Supplied information —
_ _ _ _ _ _ _

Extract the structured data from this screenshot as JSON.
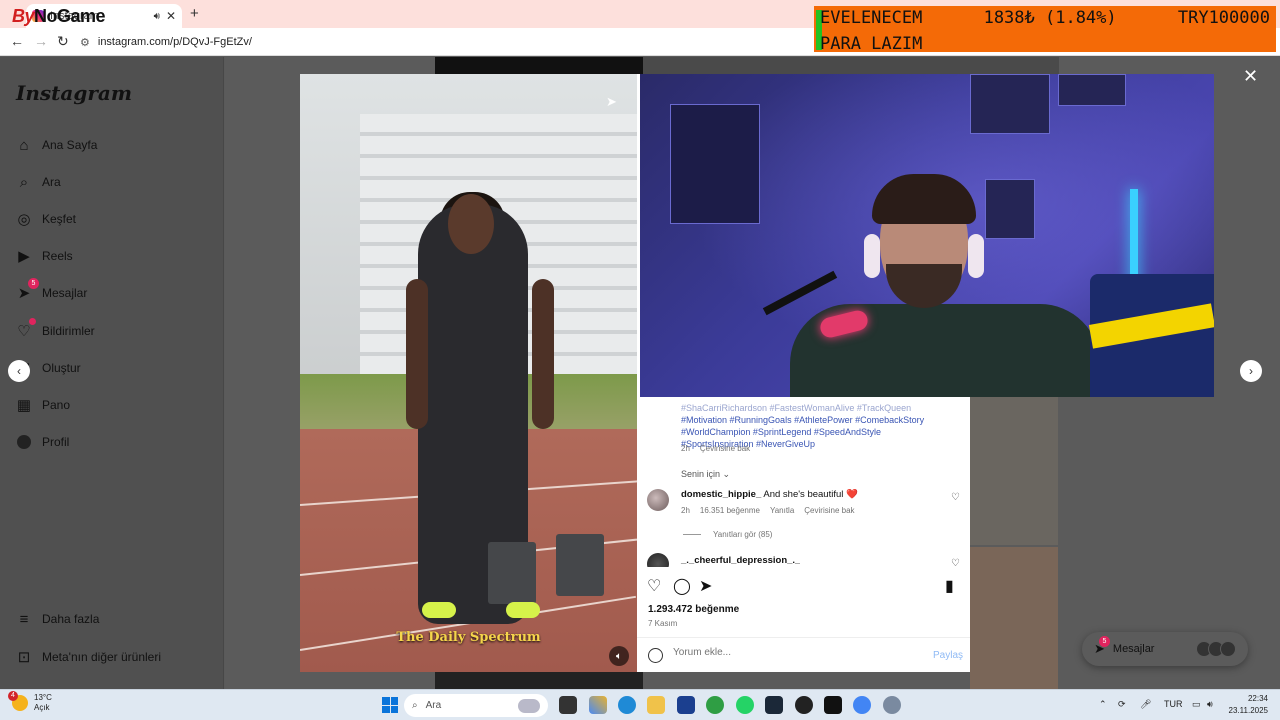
{
  "browser": {
    "tab_title": "Instagram",
    "overlay_brand_1": "By",
    "overlay_brand_2": "NoGame",
    "url": "instagram.com/p/DQvJ-FgEtZv/"
  },
  "donation": {
    "name": "EVELENECEM",
    "amount": "1838₺ (1.84%)",
    "goal": "TRY100000",
    "message": "PARA LAZIM"
  },
  "sidebar": {
    "logo": "Instagram",
    "items": [
      {
        "label": "Ana Sayfa",
        "icon": "home-icon"
      },
      {
        "label": "Ara",
        "icon": "search-icon"
      },
      {
        "label": "Keşfet",
        "icon": "compass-icon"
      },
      {
        "label": "Reels",
        "icon": "reels-icon"
      },
      {
        "label": "Mesajlar",
        "icon": "messenger-icon",
        "badge": "5"
      },
      {
        "label": "Bildirimler",
        "icon": "heart-icon"
      },
      {
        "label": "Oluştur",
        "icon": "plus-icon"
      },
      {
        "label": "Pano",
        "icon": "dashboard-icon"
      },
      {
        "label": "Profil",
        "icon": "profile-avatar"
      }
    ],
    "more": "Daha fazla",
    "meta": "Meta'nın diğer ürünleri"
  },
  "post": {
    "video_caption": "The Daily Spectrum",
    "hashtags": [
      "#ShaCarriRichardson #FastestWomanAlive #TrackQueen",
      "#Motivation #RunningGoals #AthletePower #ComebackStory",
      "#WorldChampion #SprintLegend #SpeedAndStyle",
      "#SportsInspiration #NeverGiveUp"
    ],
    "caption_time": "2h",
    "caption_translate": "Çevirisine bak",
    "for_you": "Senin için",
    "comments": [
      {
        "user": "domestic_hippie_",
        "text": "And she's beautiful ❤️",
        "time": "2h",
        "likes": "16.351 beğenme",
        "reply": "Yanıtla",
        "translate": "Çevirisine bak",
        "view_replies": "Yanıtları gör (85)"
      },
      {
        "user": "_._cheerful_depression_._"
      }
    ],
    "likes": "1.293.472 beğenme",
    "date": "7 Kasım",
    "comment_placeholder": "Yorum ekle...",
    "post_button": "Paylaş"
  },
  "floating_messages": {
    "label": "Mesajlar",
    "badge": "5"
  },
  "taskbar": {
    "weather_temp": "13°C",
    "weather_desc": "Açık",
    "weather_badge": "4",
    "search_placeholder": "Ara",
    "lang": "TUR",
    "time": "22:34",
    "date": "23.11.2025"
  }
}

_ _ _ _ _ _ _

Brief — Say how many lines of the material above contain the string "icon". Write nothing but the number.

Solution for this exercise — 9